What needs to be done >> Your answer should be one number, the count of lines in the listing below containing the word "Shift".

/---

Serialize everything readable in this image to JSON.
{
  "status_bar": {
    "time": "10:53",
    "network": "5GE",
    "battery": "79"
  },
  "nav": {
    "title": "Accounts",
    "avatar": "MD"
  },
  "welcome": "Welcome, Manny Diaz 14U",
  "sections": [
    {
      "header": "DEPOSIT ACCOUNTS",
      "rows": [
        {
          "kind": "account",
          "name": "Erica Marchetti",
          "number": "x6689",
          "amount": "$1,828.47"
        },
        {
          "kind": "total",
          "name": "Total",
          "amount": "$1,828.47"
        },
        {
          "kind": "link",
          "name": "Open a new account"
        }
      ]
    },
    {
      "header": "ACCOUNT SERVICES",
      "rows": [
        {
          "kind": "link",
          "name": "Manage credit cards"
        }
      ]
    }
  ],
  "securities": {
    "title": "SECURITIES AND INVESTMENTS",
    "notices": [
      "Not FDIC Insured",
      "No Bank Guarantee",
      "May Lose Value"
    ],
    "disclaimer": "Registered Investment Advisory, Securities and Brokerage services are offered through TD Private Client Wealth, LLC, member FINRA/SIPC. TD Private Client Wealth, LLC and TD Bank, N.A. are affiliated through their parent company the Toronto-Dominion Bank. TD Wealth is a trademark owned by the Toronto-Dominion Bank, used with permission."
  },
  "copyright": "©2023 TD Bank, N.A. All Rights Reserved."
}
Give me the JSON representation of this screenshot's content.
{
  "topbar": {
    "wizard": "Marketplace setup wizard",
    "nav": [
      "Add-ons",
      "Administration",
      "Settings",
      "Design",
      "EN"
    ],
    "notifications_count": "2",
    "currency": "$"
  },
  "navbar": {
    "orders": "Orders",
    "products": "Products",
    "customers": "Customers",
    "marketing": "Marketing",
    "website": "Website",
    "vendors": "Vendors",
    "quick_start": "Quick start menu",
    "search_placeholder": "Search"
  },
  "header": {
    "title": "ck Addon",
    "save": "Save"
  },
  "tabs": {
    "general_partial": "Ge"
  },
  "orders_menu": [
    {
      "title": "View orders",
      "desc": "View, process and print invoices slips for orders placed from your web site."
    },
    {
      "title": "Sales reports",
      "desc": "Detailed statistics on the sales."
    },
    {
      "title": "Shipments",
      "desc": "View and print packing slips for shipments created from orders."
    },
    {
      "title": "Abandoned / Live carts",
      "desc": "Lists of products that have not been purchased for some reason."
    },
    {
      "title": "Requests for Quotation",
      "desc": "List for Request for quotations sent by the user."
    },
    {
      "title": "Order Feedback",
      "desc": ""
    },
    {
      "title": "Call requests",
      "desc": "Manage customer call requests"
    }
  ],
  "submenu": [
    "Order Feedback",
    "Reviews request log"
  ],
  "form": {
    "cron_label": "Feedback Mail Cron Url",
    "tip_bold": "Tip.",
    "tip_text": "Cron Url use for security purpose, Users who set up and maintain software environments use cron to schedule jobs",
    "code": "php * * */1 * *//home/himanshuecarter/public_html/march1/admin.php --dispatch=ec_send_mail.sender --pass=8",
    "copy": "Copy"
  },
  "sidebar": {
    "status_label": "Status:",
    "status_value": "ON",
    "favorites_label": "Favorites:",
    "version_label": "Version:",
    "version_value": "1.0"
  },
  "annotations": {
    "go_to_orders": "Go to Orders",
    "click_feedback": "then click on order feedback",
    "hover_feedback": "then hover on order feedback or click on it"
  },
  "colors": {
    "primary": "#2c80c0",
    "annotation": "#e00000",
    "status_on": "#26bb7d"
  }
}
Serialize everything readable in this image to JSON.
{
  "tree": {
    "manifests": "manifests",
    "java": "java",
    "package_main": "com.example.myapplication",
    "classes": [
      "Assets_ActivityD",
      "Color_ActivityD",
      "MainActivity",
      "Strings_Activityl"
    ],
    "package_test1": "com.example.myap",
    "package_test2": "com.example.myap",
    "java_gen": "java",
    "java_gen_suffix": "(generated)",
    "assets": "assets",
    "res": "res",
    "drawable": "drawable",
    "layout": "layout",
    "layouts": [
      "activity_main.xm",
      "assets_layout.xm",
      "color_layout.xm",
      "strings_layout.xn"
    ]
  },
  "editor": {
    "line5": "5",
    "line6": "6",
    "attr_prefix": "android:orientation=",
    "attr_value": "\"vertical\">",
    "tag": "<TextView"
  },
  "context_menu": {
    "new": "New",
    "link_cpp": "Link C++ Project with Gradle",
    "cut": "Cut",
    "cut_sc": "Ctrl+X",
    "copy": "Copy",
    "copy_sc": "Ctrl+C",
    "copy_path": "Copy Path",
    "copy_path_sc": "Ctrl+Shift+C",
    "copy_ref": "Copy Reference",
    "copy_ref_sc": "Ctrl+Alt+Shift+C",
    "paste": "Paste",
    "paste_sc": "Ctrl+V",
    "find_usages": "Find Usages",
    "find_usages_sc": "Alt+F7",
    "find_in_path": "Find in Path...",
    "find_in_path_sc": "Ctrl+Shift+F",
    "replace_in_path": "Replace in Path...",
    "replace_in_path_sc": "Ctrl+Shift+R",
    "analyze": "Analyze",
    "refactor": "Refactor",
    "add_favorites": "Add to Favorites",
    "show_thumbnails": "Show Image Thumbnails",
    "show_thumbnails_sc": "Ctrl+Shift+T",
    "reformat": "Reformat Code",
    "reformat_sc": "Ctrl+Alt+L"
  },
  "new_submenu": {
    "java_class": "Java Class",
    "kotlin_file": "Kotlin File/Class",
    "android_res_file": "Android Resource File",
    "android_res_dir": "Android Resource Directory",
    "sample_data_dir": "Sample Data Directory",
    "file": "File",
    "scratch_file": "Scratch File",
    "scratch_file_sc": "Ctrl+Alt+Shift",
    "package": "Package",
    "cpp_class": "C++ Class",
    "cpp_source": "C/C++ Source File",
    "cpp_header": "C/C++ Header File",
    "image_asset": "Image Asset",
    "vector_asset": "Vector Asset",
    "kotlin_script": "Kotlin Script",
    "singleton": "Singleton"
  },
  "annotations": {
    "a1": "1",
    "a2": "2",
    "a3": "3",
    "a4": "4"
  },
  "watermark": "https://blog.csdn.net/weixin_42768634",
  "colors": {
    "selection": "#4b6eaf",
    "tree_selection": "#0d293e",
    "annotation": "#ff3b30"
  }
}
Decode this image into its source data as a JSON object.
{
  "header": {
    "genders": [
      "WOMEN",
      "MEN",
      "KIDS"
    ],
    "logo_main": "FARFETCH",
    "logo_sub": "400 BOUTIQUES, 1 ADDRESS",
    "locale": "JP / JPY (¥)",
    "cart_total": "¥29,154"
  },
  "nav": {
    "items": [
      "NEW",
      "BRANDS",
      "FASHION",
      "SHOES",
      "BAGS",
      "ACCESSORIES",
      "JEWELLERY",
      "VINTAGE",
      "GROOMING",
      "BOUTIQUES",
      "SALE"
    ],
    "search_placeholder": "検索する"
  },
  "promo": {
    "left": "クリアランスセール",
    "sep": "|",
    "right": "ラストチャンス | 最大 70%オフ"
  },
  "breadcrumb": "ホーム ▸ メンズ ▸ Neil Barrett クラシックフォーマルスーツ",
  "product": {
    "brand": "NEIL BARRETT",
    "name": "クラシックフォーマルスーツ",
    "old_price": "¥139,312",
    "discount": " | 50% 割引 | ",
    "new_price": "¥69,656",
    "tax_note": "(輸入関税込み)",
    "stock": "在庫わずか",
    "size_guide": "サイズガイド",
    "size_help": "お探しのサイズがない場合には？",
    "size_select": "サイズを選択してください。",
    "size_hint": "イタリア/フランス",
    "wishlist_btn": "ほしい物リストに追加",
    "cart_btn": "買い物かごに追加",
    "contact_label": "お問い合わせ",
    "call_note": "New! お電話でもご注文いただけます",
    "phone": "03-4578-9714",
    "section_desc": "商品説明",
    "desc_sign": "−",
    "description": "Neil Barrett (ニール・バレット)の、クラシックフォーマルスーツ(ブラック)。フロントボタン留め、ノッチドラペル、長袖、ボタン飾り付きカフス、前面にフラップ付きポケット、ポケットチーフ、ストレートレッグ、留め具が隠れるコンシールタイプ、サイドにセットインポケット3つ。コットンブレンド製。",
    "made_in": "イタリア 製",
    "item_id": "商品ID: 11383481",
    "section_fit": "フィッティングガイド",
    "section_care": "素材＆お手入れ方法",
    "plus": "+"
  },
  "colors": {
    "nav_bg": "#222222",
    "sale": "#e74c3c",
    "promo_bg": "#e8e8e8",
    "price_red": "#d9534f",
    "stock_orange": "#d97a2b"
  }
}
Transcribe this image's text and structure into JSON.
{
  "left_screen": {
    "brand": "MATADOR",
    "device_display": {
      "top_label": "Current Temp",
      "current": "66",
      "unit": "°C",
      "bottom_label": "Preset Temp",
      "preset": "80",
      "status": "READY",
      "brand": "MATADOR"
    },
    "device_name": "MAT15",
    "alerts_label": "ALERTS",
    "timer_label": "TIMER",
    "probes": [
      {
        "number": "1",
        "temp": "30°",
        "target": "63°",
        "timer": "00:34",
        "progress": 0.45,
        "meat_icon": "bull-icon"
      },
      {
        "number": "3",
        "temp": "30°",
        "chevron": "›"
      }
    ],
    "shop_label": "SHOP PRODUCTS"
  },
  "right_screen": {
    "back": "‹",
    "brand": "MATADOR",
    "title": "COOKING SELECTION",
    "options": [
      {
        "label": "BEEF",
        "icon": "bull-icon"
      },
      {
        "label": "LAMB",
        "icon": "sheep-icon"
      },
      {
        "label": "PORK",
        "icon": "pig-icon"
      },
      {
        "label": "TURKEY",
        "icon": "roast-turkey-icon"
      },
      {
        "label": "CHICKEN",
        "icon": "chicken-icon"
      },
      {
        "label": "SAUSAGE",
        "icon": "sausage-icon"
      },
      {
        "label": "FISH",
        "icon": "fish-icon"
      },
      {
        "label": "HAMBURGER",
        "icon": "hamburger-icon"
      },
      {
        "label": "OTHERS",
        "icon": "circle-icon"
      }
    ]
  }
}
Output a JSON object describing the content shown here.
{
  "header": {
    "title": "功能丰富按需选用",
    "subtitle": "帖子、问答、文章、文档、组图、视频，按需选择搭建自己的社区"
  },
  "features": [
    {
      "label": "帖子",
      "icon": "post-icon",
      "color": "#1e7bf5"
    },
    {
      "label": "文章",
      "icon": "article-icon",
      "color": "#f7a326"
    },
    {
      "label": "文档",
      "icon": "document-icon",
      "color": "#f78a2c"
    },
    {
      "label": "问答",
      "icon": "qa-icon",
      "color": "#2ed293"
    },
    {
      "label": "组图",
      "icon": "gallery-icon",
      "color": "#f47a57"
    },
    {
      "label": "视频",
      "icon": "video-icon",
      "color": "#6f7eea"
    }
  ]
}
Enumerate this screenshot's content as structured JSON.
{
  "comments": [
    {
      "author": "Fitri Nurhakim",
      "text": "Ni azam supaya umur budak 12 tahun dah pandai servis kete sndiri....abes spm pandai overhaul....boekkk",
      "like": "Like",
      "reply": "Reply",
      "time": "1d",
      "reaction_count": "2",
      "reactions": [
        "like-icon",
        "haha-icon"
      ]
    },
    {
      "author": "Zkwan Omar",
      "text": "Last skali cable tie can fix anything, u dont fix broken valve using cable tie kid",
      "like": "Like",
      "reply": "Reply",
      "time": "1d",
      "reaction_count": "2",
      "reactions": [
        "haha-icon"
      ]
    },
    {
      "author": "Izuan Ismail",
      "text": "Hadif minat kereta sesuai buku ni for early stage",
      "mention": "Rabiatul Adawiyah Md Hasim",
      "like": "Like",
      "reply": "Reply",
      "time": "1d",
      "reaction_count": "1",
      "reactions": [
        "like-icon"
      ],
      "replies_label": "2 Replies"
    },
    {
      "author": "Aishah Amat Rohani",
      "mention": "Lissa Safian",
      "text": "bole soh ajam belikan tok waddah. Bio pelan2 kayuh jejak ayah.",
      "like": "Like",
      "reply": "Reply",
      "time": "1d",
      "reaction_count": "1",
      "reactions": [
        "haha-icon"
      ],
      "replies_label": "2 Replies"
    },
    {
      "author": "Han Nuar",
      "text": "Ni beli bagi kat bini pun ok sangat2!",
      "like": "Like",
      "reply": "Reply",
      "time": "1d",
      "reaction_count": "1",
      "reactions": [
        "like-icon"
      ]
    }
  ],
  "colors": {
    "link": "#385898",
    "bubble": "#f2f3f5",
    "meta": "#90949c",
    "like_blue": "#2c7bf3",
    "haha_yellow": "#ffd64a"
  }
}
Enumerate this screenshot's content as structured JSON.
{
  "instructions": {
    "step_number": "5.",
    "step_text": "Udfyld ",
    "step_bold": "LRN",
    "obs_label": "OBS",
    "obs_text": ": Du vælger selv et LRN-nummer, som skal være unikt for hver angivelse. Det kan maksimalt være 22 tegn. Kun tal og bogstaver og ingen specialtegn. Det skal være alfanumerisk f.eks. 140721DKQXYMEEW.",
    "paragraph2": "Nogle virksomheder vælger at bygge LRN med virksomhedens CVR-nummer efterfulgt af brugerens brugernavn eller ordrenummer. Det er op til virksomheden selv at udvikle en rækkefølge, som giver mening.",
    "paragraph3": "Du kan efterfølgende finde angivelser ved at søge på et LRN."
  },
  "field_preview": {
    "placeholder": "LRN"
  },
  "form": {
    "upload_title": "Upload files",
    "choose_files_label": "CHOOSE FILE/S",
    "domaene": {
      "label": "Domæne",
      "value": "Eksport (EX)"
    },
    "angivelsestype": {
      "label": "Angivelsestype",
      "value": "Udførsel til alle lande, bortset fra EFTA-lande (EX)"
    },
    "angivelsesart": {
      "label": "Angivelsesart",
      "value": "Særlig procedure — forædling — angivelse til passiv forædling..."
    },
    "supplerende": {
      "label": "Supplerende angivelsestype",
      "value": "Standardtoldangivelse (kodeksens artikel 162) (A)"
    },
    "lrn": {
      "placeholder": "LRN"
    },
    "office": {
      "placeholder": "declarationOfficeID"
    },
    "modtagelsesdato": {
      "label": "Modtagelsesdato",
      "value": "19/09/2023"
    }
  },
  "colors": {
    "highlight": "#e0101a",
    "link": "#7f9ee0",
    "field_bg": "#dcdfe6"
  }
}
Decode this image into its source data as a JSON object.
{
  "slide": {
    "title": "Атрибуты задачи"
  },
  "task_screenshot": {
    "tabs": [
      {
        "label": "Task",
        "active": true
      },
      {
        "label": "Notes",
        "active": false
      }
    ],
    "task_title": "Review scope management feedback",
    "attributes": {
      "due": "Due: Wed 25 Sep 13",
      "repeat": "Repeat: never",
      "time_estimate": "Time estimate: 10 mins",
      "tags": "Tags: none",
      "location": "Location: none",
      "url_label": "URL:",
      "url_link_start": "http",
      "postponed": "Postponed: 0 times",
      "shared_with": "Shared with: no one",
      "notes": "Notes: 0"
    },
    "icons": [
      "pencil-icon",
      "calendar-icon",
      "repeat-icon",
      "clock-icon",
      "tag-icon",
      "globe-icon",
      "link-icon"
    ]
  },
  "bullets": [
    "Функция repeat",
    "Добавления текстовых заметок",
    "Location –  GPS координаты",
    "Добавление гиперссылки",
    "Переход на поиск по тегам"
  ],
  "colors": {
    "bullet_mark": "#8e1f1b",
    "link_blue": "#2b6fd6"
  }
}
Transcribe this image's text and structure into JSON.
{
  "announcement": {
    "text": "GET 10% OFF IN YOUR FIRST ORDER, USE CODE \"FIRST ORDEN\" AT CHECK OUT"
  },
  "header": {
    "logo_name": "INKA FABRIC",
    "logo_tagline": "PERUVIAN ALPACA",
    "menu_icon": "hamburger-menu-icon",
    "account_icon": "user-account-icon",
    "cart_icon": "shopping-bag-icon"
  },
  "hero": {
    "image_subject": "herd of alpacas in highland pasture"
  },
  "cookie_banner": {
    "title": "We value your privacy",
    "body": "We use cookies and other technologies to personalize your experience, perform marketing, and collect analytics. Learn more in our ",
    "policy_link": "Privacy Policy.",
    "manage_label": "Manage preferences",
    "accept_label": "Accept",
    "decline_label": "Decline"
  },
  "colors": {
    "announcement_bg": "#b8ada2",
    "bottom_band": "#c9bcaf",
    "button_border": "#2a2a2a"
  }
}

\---

Task response >> 6